=== Begin Enclosure ===

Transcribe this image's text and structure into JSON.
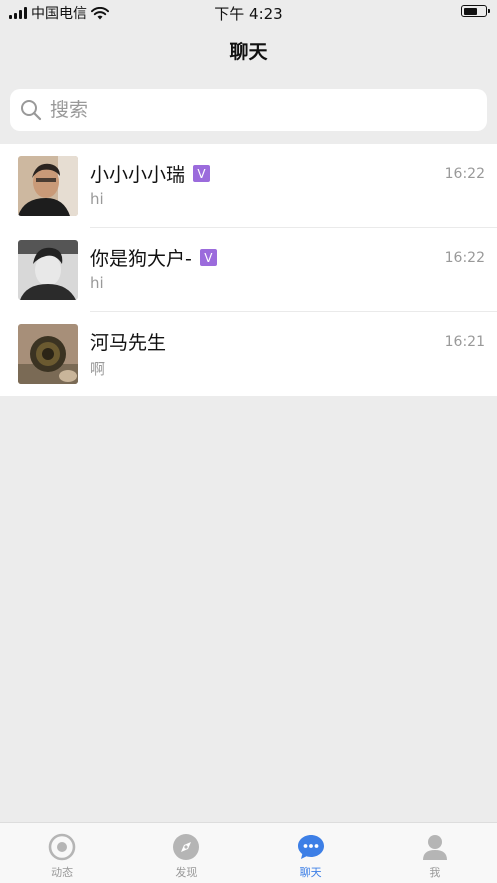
{
  "status_bar": {
    "carrier": "中国电信",
    "time": "下午 4:23",
    "battery_level": 0.65
  },
  "header": {
    "title": "聊天"
  },
  "search": {
    "placeholder": "搜索"
  },
  "chats": [
    {
      "name": "小小小小瑞",
      "vip": "V",
      "time": "16:22",
      "preview": "hi"
    },
    {
      "name": "你是狗大户-",
      "vip": "V",
      "time": "16:22",
      "preview": "hi"
    },
    {
      "name": "河马先生",
      "time": "16:21",
      "preview": "啊"
    }
  ],
  "tab_bar": {
    "items": [
      {
        "label": "动态",
        "icon": "target-icon"
      },
      {
        "label": "发现",
        "icon": "compass-icon"
      },
      {
        "label": "聊天",
        "icon": "chat-bubble-icon",
        "active": true
      },
      {
        "label": "我",
        "icon": "person-icon"
      }
    ]
  },
  "colors": {
    "accent": "#3d7fe6",
    "vip_badge": "#9b6bdc",
    "background": "#ececec"
  }
}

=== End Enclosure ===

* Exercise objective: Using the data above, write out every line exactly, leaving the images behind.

* Exercise answer:
Transcribe this image's text and structure into JSON.
{
  "status_bar": {
    "carrier": "中国电信",
    "time": "下午 4:23",
    "battery_level": 0.65
  },
  "header": {
    "title": "聊天"
  },
  "search": {
    "placeholder": "搜索"
  },
  "chats": [
    {
      "name": "小小小小瑞",
      "vip": "V",
      "time": "16:22",
      "preview": "hi"
    },
    {
      "name": "你是狗大户-",
      "vip": "V",
      "time": "16:22",
      "preview": "hi"
    },
    {
      "name": "河马先生",
      "time": "16:21",
      "preview": "啊"
    }
  ],
  "tab_bar": {
    "items": [
      {
        "label": "动态",
        "icon": "target-icon"
      },
      {
        "label": "发现",
        "icon": "compass-icon"
      },
      {
        "label": "聊天",
        "icon": "chat-bubble-icon",
        "active": true
      },
      {
        "label": "我",
        "icon": "person-icon"
      }
    ]
  },
  "colors": {
    "accent": "#3d7fe6",
    "vip_badge": "#9b6bdc",
    "background": "#ececec"
  }
}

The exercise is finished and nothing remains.